Do I Have to Get Obamacare in South Carolina?
Despite what you may have heard, you can’t be arrested or thrown in jail if you don’t have health insurance in South Carolina. You may, however, be forced to pay a tax penalty if you aren't enrolled in a health insurance plan that meets the requirements of the Affordable Care Act.
To avoid the penalty, you must either obtain qualified health coverage or prove your eligibility for an exemption.
What Qualifies as Coverage?
If you have any of the following types of health coverage, you won’t have to pay a penalty:
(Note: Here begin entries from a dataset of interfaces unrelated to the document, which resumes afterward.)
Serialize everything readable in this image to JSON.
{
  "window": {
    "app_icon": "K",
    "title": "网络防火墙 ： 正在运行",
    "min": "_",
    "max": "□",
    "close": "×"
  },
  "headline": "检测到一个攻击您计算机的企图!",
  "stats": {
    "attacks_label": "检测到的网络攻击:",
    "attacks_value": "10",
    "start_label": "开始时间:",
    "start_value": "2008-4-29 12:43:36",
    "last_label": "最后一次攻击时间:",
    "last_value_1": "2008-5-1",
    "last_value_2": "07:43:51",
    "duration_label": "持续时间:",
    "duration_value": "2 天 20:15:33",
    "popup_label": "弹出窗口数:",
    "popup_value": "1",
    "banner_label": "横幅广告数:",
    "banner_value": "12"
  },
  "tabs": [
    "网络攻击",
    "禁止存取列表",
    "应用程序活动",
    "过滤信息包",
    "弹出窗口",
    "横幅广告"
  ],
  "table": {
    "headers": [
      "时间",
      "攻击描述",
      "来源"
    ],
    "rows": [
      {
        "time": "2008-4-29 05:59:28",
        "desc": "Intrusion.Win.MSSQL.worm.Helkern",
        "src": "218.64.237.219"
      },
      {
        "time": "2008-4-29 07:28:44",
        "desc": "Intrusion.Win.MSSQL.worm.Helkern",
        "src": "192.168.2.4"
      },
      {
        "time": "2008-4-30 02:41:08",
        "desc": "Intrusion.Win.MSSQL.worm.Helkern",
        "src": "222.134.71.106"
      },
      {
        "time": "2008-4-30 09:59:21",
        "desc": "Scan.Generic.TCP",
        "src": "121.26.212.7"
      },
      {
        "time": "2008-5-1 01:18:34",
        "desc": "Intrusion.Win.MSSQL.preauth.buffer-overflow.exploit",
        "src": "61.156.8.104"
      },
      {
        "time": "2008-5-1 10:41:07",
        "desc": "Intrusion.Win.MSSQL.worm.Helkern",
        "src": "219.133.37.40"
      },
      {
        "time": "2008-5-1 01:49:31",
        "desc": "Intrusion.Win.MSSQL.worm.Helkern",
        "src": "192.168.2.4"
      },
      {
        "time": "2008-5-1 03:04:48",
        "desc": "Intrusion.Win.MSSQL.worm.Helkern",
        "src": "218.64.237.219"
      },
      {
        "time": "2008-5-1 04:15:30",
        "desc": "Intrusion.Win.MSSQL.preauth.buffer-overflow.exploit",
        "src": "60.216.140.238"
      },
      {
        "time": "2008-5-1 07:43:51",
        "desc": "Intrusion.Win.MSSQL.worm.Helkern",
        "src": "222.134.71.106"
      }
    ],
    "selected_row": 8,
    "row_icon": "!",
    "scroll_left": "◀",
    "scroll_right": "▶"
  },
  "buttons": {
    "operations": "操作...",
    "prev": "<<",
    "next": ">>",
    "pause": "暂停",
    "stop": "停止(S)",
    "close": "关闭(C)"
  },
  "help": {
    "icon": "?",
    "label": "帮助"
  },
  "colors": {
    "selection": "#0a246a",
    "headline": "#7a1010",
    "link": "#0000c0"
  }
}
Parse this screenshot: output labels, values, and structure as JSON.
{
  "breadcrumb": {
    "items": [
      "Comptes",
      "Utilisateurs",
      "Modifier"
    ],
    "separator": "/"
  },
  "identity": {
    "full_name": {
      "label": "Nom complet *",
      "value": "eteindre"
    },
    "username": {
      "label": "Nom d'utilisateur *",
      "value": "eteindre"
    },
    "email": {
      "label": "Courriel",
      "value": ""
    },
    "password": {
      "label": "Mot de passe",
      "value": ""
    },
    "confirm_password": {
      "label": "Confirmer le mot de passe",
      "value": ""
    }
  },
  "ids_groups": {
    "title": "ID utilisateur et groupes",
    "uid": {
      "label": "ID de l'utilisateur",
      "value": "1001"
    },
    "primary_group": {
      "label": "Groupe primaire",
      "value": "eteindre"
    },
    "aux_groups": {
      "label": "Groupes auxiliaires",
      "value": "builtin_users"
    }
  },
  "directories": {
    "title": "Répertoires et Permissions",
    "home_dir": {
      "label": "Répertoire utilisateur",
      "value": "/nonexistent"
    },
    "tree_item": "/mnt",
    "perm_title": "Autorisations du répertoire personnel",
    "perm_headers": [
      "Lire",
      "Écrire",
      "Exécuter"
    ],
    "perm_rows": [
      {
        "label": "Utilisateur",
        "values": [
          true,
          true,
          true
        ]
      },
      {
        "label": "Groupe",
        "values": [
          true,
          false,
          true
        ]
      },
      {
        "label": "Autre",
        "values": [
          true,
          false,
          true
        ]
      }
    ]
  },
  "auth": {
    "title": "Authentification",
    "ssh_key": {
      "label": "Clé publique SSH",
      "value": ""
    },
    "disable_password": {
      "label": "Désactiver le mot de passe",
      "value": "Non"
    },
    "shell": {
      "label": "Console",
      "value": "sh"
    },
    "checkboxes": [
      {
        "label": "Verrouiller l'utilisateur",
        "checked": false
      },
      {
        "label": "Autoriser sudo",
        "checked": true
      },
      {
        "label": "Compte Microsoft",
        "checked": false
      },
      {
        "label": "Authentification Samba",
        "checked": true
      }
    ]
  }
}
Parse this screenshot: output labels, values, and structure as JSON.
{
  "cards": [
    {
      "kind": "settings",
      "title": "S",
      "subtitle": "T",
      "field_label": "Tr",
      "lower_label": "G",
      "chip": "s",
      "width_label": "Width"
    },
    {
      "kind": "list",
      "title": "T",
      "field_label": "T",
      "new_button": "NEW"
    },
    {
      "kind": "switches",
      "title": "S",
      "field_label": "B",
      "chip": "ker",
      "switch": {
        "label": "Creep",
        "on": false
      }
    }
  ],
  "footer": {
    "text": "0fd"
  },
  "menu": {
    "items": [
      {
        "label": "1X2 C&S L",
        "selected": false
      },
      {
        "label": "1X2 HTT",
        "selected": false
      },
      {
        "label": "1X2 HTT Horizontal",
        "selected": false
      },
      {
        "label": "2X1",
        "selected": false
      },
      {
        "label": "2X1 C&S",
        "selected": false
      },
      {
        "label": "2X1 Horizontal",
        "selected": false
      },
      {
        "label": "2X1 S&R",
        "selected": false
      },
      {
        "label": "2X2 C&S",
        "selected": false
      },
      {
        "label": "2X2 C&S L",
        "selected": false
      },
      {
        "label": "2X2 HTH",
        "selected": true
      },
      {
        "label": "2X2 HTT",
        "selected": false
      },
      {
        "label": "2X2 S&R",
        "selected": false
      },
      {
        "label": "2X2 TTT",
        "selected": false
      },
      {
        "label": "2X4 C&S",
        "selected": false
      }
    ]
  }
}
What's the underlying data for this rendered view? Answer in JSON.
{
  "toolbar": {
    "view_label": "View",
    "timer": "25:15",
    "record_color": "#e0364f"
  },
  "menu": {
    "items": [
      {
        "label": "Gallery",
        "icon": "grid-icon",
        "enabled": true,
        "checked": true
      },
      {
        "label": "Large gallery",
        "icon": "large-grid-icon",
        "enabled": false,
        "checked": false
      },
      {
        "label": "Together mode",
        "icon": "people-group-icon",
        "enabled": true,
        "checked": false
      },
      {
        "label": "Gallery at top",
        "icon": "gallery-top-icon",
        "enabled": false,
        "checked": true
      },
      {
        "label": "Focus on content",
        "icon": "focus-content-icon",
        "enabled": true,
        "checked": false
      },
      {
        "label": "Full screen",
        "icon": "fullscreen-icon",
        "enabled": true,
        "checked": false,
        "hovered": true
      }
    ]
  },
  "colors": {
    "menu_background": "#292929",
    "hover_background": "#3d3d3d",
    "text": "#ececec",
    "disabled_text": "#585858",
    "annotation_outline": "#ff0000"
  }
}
- an individual insurance plan, whether purchased on your own or through HealthCare.gov, the exchange serving South Carolina
- a plan (including COBRA or a retiree plan) provided by your employer
- Medicare, Medicaid, or coverage under the Children’s Health Insurance Program (CHIP)
- TRICARE (coverage from the U.S. military)
- coverage under a veterans health care program
- coverage through the Peace Corps
If you aren’t sure whether your current plan qualifies, talk to the plan provider.
What Doesn’t Qualify as Coverage?
Some types of health plans don’t meet the requirements for coverage under the Affordable Care Act (Obamacare). These include vision insurance, dental insurance, workers’ compensation, coverage that is limited to a specific condition, and plans that offer only discounted medical services.
Are You Exempt From the Obamacare Penalty?
Even if you don’t have insurance, you won’t have to pay the penalty if you qualify for one of the following exemptions:
- You are uninsured for fewer than three months of the year.
- You prove that you can’t afford coverage -- that is, premiums for a "bronze" policy cost more than 8% of your earnings.
- You don’t have to file a federal income tax return because your income is too low.
- You qualify for Medicaid under the new income limits established by the Affordable Care Act but, because South Carolina has not expanded Medicaid eligibility, you cannot take advantage of these rules.
- You are a member of a federally recognized Indian tribe.
- You are a member of a health care sharing ministry.
- You are a member of a recognized religion that objects to health insurance.
- You are in the United States illegally.
- You are incarcerated.
You may be eligible for an exemption under other circumstances, as well -- for instance, if you can show that obtaining coverage would subject you to serious financial hardship. Qualifying financial difficulties may include homelessness, eviction, domestic violence, death of a loved one, a medical emergency, or a natural disaster.
You can apply for a financial hardship exemption at HealthCare.gov.
In addition to determining eligibility for a hardship exemption, HealthCare.gov can certify other exemptions listed above, such as incarceration or membership in a qualifying group. However, several of the exemptions listed above may be claimed only at the time you file your taxes. These exemptions are lack of affordable coverage, income below the tax filing limit, unlawful presence in the United States, or a coverage gap of less than three months.
You can apply for more than one exemption at the same time.
For information about how the Obamacare tax penalty works and how much you may owe if you're not insured, see How Much Is the Obamacare Tax Penalty?
To find out how to obtain coverage, see How Do I Get Obamacare in South Carolina?
For information about costs, see How Much Does Obamacare Cost in South Carolina?
You may also be interested in:
Learn where South Carolina residents should go to get health plans under the Affordable Care Act (Obamacare) and how to get help with the application process.
Five things South Carolina residents need to know about the Affordable Care Act (ACA or Obamacare), including whether you must get health insurance, how much it will cost, and how you can save money.
How the Obamacare (Affordable Care Act) tax penalty works, and how much you may have to pay if you don't have health insurance in 2014.